Read More »

Sunday, September 22, 2019

Comparison of phasing strategies for whole human genomes.

Humans are a diploid species that inherit one set of chromosomes paternally and one homologous set of chromosomes maternally. Unfortunately, most human sequencing initiatives ignore this fact in that they do not directly delineate the nucleotide content of the maternal and paternal copies of the 23 chromosomes individuals possess (i.e., they do not ‘phase’ the genome) often because of the costs and complexities of doing so. We compared 11 different widely-used approaches to phasing human genomes using the publicly available ‘Genome-In-A-Bottle’ (GIAB) phased version of the NA12878 genome as a gold standard. The phasing strategies we compared included laboratory-based assays…

Read More »

Sunday, September 22, 2019

NextSV: a meta-caller for structural variants from low-coverage long-read sequencing data.

Structural variants (SVs) in human genomes are implicated in a variety of human diseases. Long-read sequencing delivers much longer read lengths than short-read sequencing and may greatly improve SV detection. However, due to the relatively high cost of long-read sequencing, it is unclear what coverage is needed and how to optimally use the aligners and SV callers.In this study, we developed NextSV, a meta-caller to perform SV calling from low coverage long-read sequencing data. NextSV integrates three aligners and three SV callers and generates two integrated call sets (sensitive/stringent) for different analysis purposes. We evaluated SV calling performance of NextSV…

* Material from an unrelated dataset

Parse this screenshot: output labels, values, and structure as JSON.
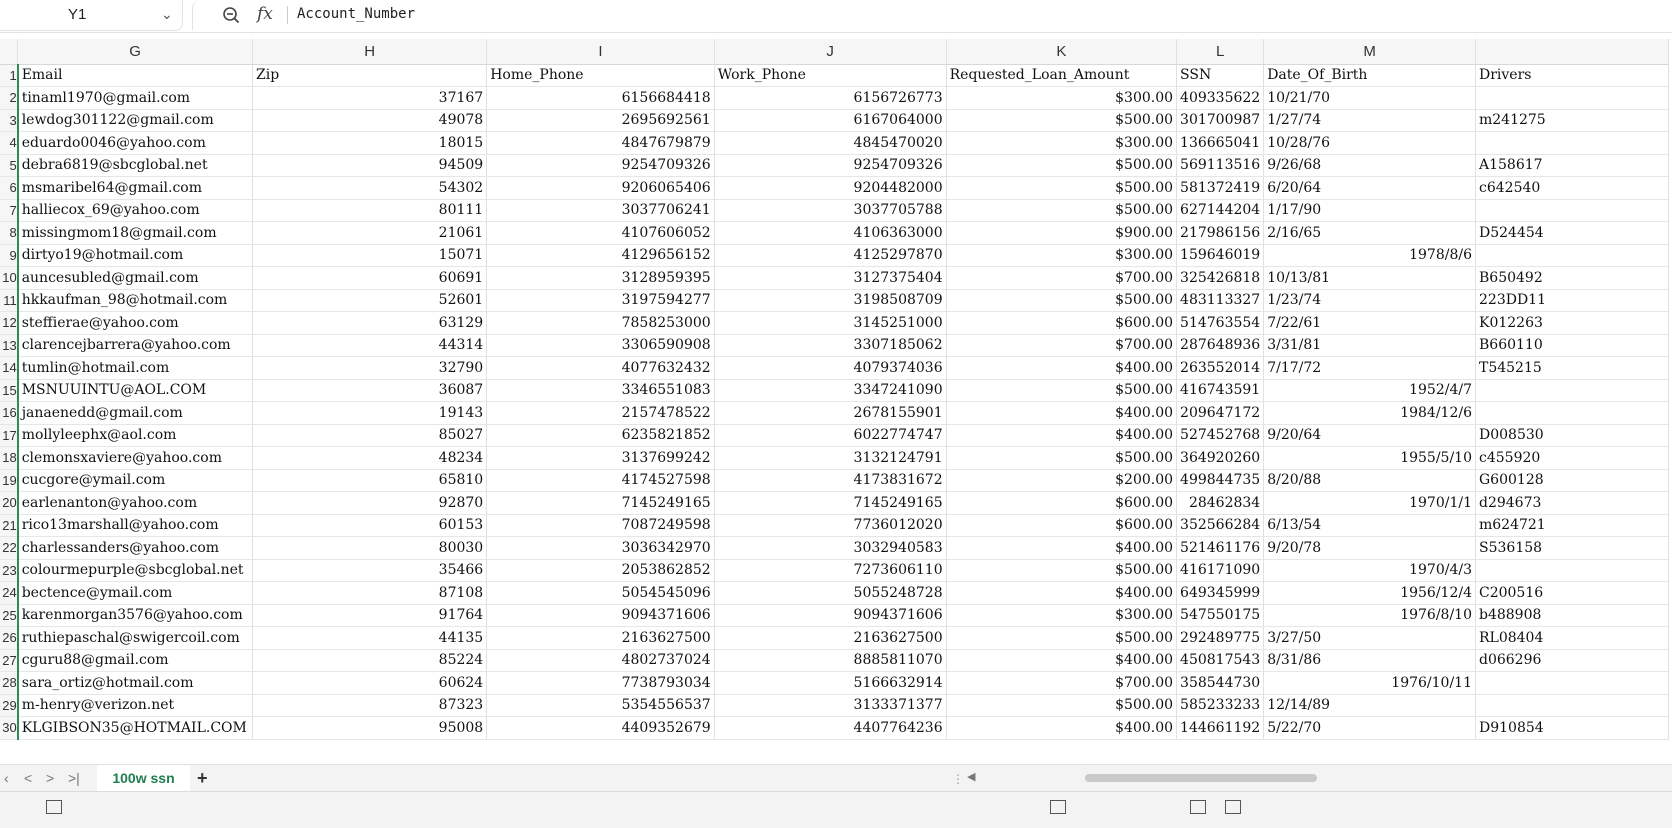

Read More »

1 2 3

Subscribe for blog updates:

Archives